Louis さん、

こんにちは。:smile:

そうでしたか。3日、遅かったですね。:sweat_smile:でも、いつか役に立ちますよ!

(Oh really; sorry. It was 3-day too late. However, I'm sure it'll come in handy some day!)


I corrected your sentences to be more consistent in formality/politeness level, and also to sound more natural.

Please check below and feel free to ask us questions if any! :wink:

このビデオを3日前に見るべきでした。飛行機で僕の隣に日本人の女の人が座っていました。私たちは、2時間くらい一緒にしゃべりました。彼女は、「日本語が上手ですね」を5度くらい言いました。私が何と言えばいいかわからなかったからです。ちょっと恥ずかしかったです。

(As you see, corrections are very few. You did great!!:sunglasses::thumbsup:)


Natsuko (奈津子),

Team JapanesePod101.com

Louis
March 16th, 2017 at 07:10 PM
Your comment is awaiting moderation.

このビデオを3日前に見るべきでした。飛行機で僕の隣に日本人女の人が座っていた。私たちは、2時間くらい一緒にしゃべました。彼女は、「日本語が上手ですね」を5度くらい言いました。何言うことがわからなかったです。ちょっと恥ずかしかったです。


I should have watched this video 3 days ago. On the plane, a Japanese woman was sitting next to me. We spoke together for about 2 hours. She said "your Japanese is very good" about 5 times. I didn't know what to say. It was a bit embarrassing.

JapanesePod101.com Verified
September 22nd, 2016 at 02:42 PM
Your comment is awaiting moderation.

Victor-san,

konnichiwa!

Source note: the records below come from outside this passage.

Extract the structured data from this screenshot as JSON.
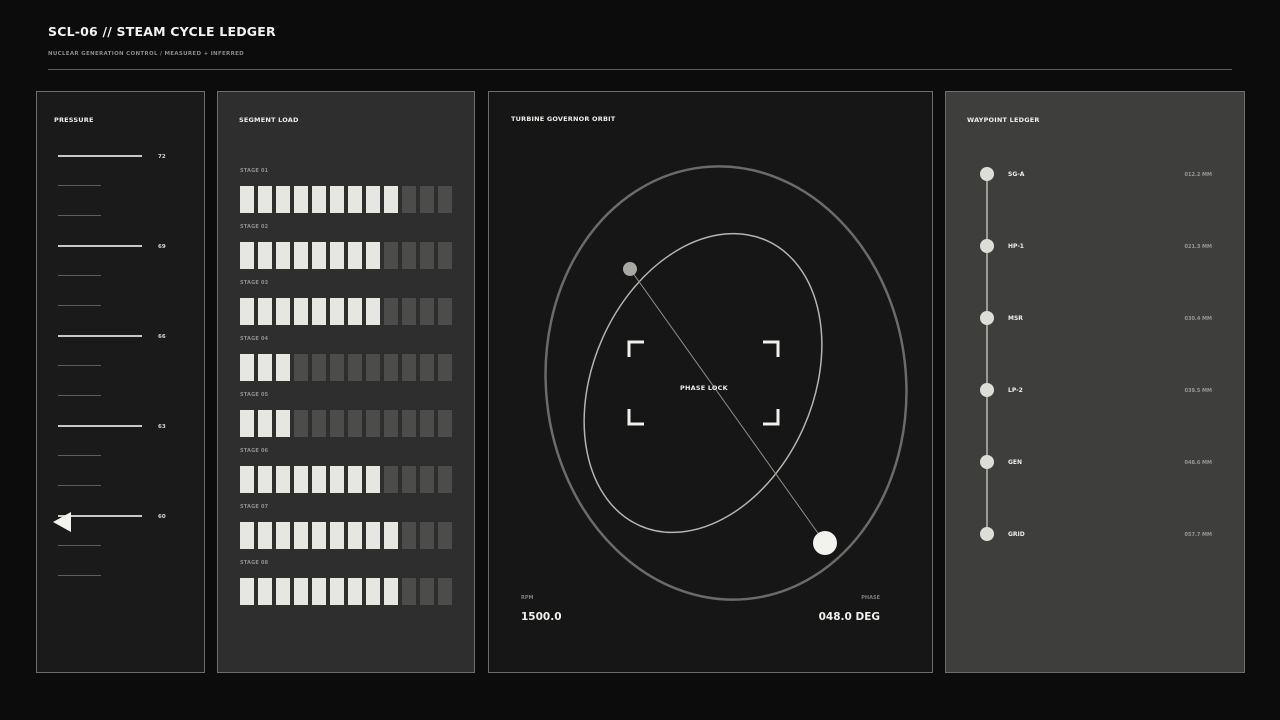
{
  "header": {
    "title": "SCL-06 // STEAM CYCLE LEDGER",
    "subtitle": "NUCLEAR GENERATION CONTROL / MEASURED + INFERRED"
  },
  "pressure": {
    "title": "PRESSURE",
    "labels": [
      "72",
      "69",
      "66",
      "63",
      "60"
    ],
    "pointer_value": 60
  },
  "segment_load": {
    "title": "SEGMENT LOAD",
    "segments_per_stage": 12,
    "stages": [
      {
        "label": "STAGE 01",
        "active": 9
      },
      {
        "label": "STAGE 02",
        "active": 8
      },
      {
        "label": "STAGE 03",
        "active": 8
      },
      {
        "label": "STAGE 04",
        "active": 3
      },
      {
        "label": "STAGE 05",
        "active": 3
      },
      {
        "label": "STAGE 06",
        "active": 8
      },
      {
        "label": "STAGE 07",
        "active": 9
      },
      {
        "label": "STAGE 08",
        "active": 9
      }
    ]
  },
  "turbine": {
    "title": "TURBINE GOVERNOR ORBIT",
    "center_label": "PHASE LOCK",
    "rpm_label": "RPM",
    "rpm_value": "1500.0",
    "phase_label": "PHASE",
    "phase_value": "048.0 DEG"
  },
  "waypoints": {
    "title": "WAYPOINT LEDGER",
    "items": [
      {
        "name": "SG-A",
        "value": "012.2 MM"
      },
      {
        "name": "HP-1",
        "value": "021.3 MM"
      },
      {
        "name": "MSR",
        "value": "030.4 MM"
      },
      {
        "name": "LP-2",
        "value": "039.5 MM"
      },
      {
        "name": "GEN",
        "value": "048.6 MM"
      },
      {
        "name": "GRID",
        "value": "057.7 MM"
      }
    ]
  },
  "colors": {
    "background": "#0b0c0b",
    "segment_on": "#e6e6e2",
    "segment_off": "#4c4d4b"
  }
}
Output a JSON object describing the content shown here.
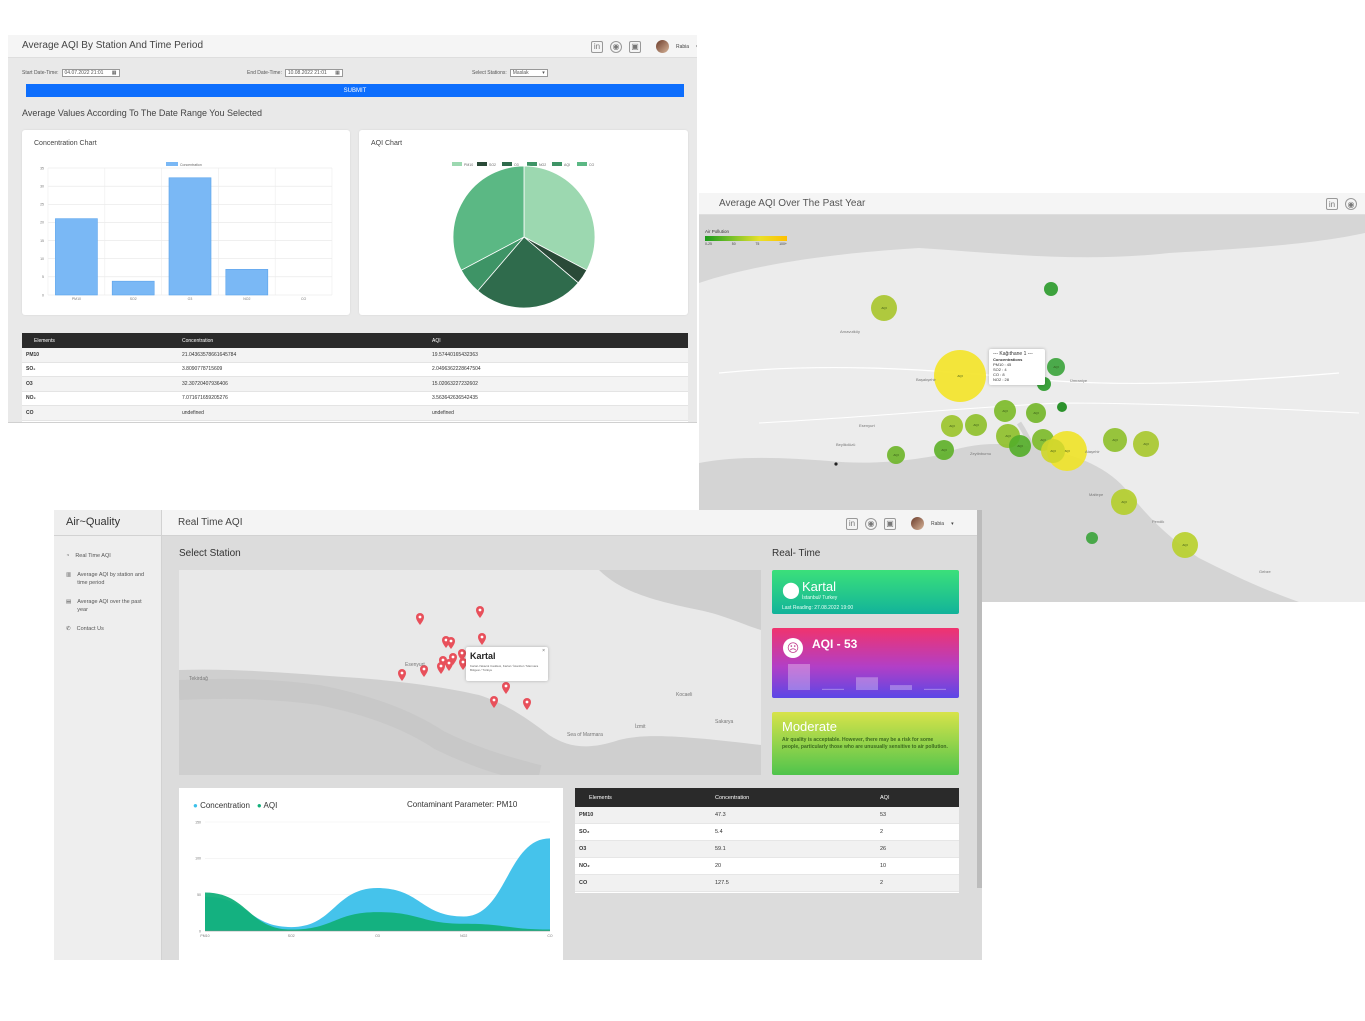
{
  "screen1": {
    "title": "Average AQI By Station And Time Period",
    "user": "Rabia",
    "icons": [
      "linkedin-icon",
      "github-icon",
      "teams-icon"
    ],
    "start_label": "Start Date-Time:",
    "start_value": "04.07.2022 21:01",
    "end_label": "End Date-Time:",
    "end_value": "10.08.2022 21:01",
    "station_label": "Select Stations:",
    "station_value": "Maslak",
    "submit_label": "SUBMIT",
    "subtitle": "Average Values According To The Date Range You Selected",
    "concentration_card_title": "Concentration Chart",
    "aqi_card_title": "AQI Chart",
    "table": {
      "headers": [
        "Elements",
        "Concentration",
        "AQI"
      ],
      "rows": [
        [
          "PM10",
          "21.04363578661645784",
          "19.57440165432363"
        ],
        [
          "SO₂",
          "3.8090778715609",
          "2.0496362228647504"
        ],
        [
          "O3",
          "32.30720407936406",
          "15.02063227232602"
        ],
        [
          "NO₂",
          "7.071671659205276",
          "3.563642636542435"
        ],
        [
          "CO",
          "undefined",
          "undefined"
        ]
      ]
    }
  },
  "screen2": {
    "title": "Average AQI Over The Past Year",
    "legend_title": "Air Pollution",
    "legend_ticks": [
      "0-25",
      "50",
      "75",
      "100+"
    ],
    "popup": {
      "title": "--- Kağıthane 1 ---",
      "subtitle": "Concentrations",
      "lines": [
        "PM10 : 45",
        "SO2 : 4",
        "CO : 8",
        "NO2 : 28"
      ]
    },
    "places": [
      "Arnavutköy",
      "Başakşehir",
      "Esenyurt",
      "Beylikdüzü",
      "Zeytinburnu",
      "Ümraniye",
      "Ataşehir",
      "Maltepe",
      "Pendik",
      "Gebze"
    ],
    "bubble_label": "AQI"
  },
  "screen3": {
    "brand": "Air~Quality",
    "title": "Real Time AQI",
    "user": "Rabia",
    "sidebar": [
      {
        "label": "Real Time AQI",
        "icon": "dashboard-icon"
      },
      {
        "label": "Average AQI by station and time period",
        "icon": "bar-chart-icon"
      },
      {
        "label": "Average AQI over the past year",
        "icon": "map-icon"
      },
      {
        "label": "Contact Us",
        "icon": "phone-icon"
      }
    ],
    "select_station_title": "Select Station",
    "realtime_title": "Real- Time",
    "map_popup": {
      "title": "Kartal",
      "subtitle": "Kartal-Yakacık Caddesi, Kartal / İstanbul / Marmara Bölgesi / Türkiye"
    },
    "map_places": [
      "Tekirdağ",
      "Esenyurt",
      "Kocaeli",
      "Sakarya",
      "Sea of Marmara",
      "İzmit"
    ],
    "location_card": {
      "name": "Kartal",
      "region": "İstanbul/ Turkey",
      "last_reading": "Last Reading: 27.08.2022 19:00"
    },
    "aqi_card": {
      "label": "AQI - 53"
    },
    "status_card": {
      "status": "Moderate",
      "description": "Air quality is acceptable. However, there may be a risk for some people, particularly those who are unusually sensitive to air pollution."
    },
    "chart_legend": [
      "Concentration",
      "AQI"
    ],
    "contaminant_label": "Contaminant Parameter: PM10",
    "table": {
      "headers": [
        "Elements",
        "Concentration",
        "AQI"
      ],
      "rows": [
        [
          "PM10",
          "47.3",
          "53"
        ],
        [
          "SO₂",
          "5.4",
          "2"
        ],
        [
          "O3",
          "59.1",
          "26"
        ],
        [
          "NO₂",
          "20",
          "10"
        ],
        [
          "CO",
          "127.5",
          "2"
        ]
      ]
    }
  },
  "chart_data": [
    {
      "type": "bar",
      "title": "Concentration Chart",
      "legend": [
        "Concentration"
      ],
      "categories": [
        "PM10",
        "SO2",
        "O3",
        "NO2",
        "CO"
      ],
      "values": [
        21.04,
        3.81,
        32.31,
        7.07,
        0
      ],
      "ylim": [
        0,
        35
      ],
      "yticks": [
        0,
        5,
        10,
        15,
        20,
        25,
        30,
        35
      ],
      "color": "#7ab8f5"
    },
    {
      "type": "pie",
      "title": "AQI Chart",
      "legend": [
        "PM10",
        "SO2",
        "O3",
        "NO2",
        "AQI",
        "CO"
      ],
      "slices": [
        {
          "name": "PM10",
          "value": 19.57,
          "color": "#9cd8b0"
        },
        {
          "name": "SO2",
          "value": 2.05,
          "color": "#2a4a38"
        },
        {
          "name": "O3",
          "value": 15.02,
          "color": "#2f6b4c"
        },
        {
          "name": "NO2",
          "value": 3.56,
          "color": "#3e9466"
        },
        {
          "name": "CO",
          "value": 19.57,
          "color": "#5bb884"
        }
      ]
    },
    {
      "type": "area",
      "legend": [
        "Concentration",
        "AQI"
      ],
      "categories": [
        "PM10",
        "SO2",
        "O3",
        "NO2",
        "CO"
      ],
      "series": [
        {
          "name": "Concentration",
          "values": [
            47.3,
            5.4,
            59.1,
            20,
            127.5
          ],
          "color": "#3bc0ea"
        },
        {
          "name": "AQI",
          "values": [
            53,
            2,
            26,
            10,
            2
          ],
          "color": "#12b07a"
        }
      ],
      "ylim": [
        0,
        150
      ],
      "yticks": [
        0,
        50,
        100,
        150
      ]
    }
  ]
}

Those are all different forms/tense.

使われていない => Negative form of non-past (i.e. present) continuous tense

使っていた => Affirmative form of past continuous tense

使わない => Negative form of simple non-past tense.


Hope this helps.


Natsuko (奈津子),

Team JapanesePod101.com

Victor
September 11th, 2016 at 10:07 AM
Your comment is awaiting moderation.

Hi,

I have a question about the multiple variants of the word 使う in this lesson:


昔は使っていたのですが、今はほとんど使われていないんです


1. 使われていない

2. 使っていた


3. in the earlier part of this lesson, the speaker use the variant 使わない


Could someone please explain the relationship among these different forms?

JapanesePod101.com Verified
October 19th, 2015 at 03:38 PM
Your comment is awaiting moderation.

KevinKa さん、

こんにちは。:smile:

The passive form of 来る and one of honorific forms of 来る are the same.

According to the context here, that is an honorific expression.

The te-form indicates a time sequence.

That means ‘after coming to Japan how long have you lived here? (politely asking)’

Yuki 由紀

Team JapanesePod101.com

KevinKa
October 15th, 2015 at 10:31 AM
Your comment is awaiting moderation.

For the sentence にほんにこられてどれくらいな んですか。I read Jessi's comments on the passive form, but wonder why こられて is in the -te form?

JapanesePod101.com Verified
April 9th, 2015 at 06:14 PM
Your comment is awaiting moderation.

Melissa san,

Konnichiwa.

Douitashimashite. You are welcome.

That is a common mistake. :wink:

Yuki 由紀

Team JapanesePod101.com

Melissa
April 7th, 2015 at 11:04 PM
Your comment is awaiting moderation.

Oh, really? I hadn't paid attention to that yet. Great thanks, I won't make that mistake again! :sweat_smile: